An otherwise healthy 14-year-old male was referred to the Neuro-ophthalmology service for abnormal optic nerves. He had recently had a seizure after falling from a tree. His head CT was normal, but an undilated eye exam in the emergency room was concerning for papilledema. At the time of evaluation, he denied decreased visual acuity, decreased visual fields, diplopia, or transient visual changes. A full neuro-ophthalmologic exam was done and revealed normal visual acuity, color vision, and visual fields to confrontation. His pupils were symmetric without evidence of a relative afferent defect. Anterior segment exam was normal, and the dilated fundus exam demonstrated the findings seen in Figure 1a and 1b.
What is the presumed diagnosis? What is the management plan?
Answers to the Neuro-Ophthalmology Case Quiz

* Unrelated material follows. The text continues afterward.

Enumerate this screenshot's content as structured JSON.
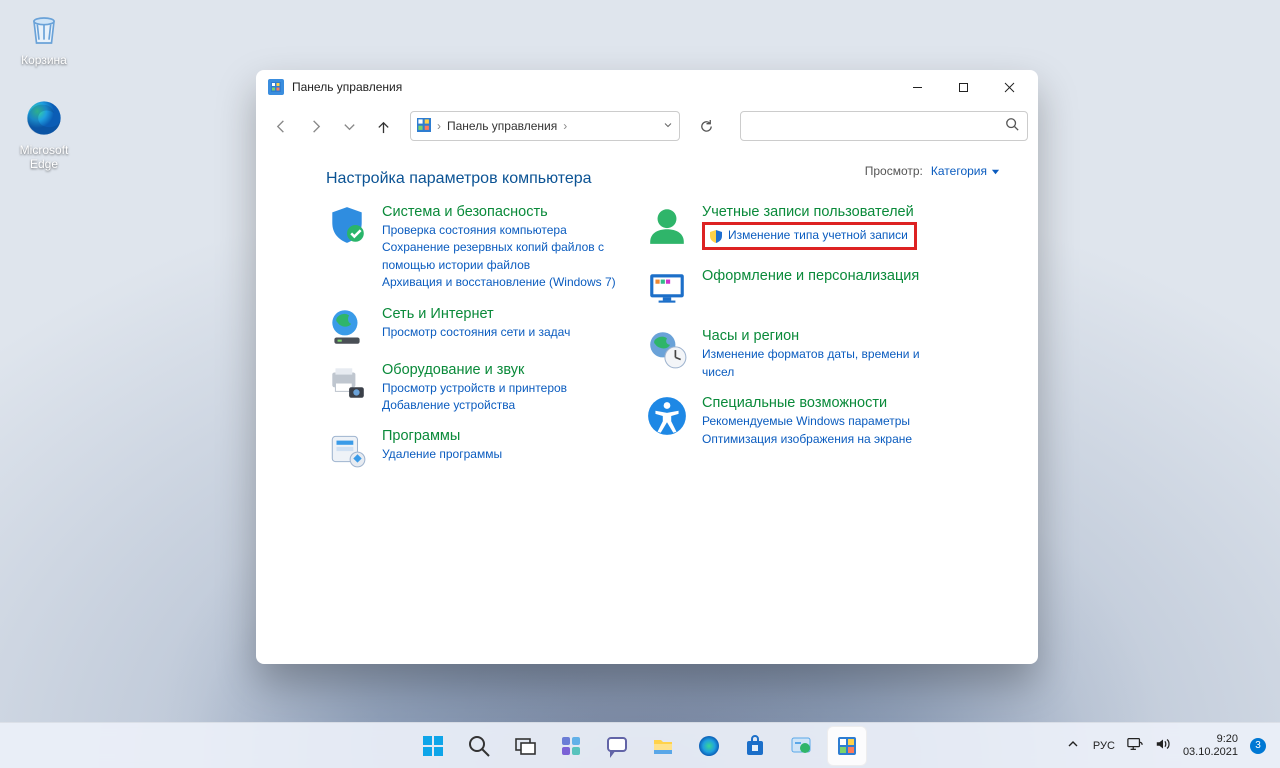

The examination is significant for elevated irregular fluffy white material over and surrounding both optic nerve heads. The 2 most common etiologies on the differential diagnosis are myelinated retinal nerve fibers (MRNF) or bilateral infiltrative optic neuropathy. The normal afferent examination along with the lack of retinal hemorrhages or other signs of ocular inflammation favors a diagnosis of MRNF.
MRNF is typically a benign congenital finding that is static and asymptomatic, although rare acquired cases have been reported. Typically, myelination of visual pathway axons progress toward the eye but stop before entering the eye and effecting the retina. It is believed that oligodendrocytes that produce myelin fail to stop at the end of the optic nerve, and myelinate the retinal nerve fibers.
Evaluating a patient with an abnormal optic nerve should always include a thorough history to identify symptoms of elevated intracranial pressure. When an infiltrative optic neuropathy secondary to leukemia or lymphoma is suspected, additional questions about fatigue, weight loss, and chronic fever should be asked. Patients with MRNF can demonstrate mild visual field defects. Beyond the comprehensive examination, additional diagnostic studies can include visual field testing, retinal imaging, blood tests, and brain imaging.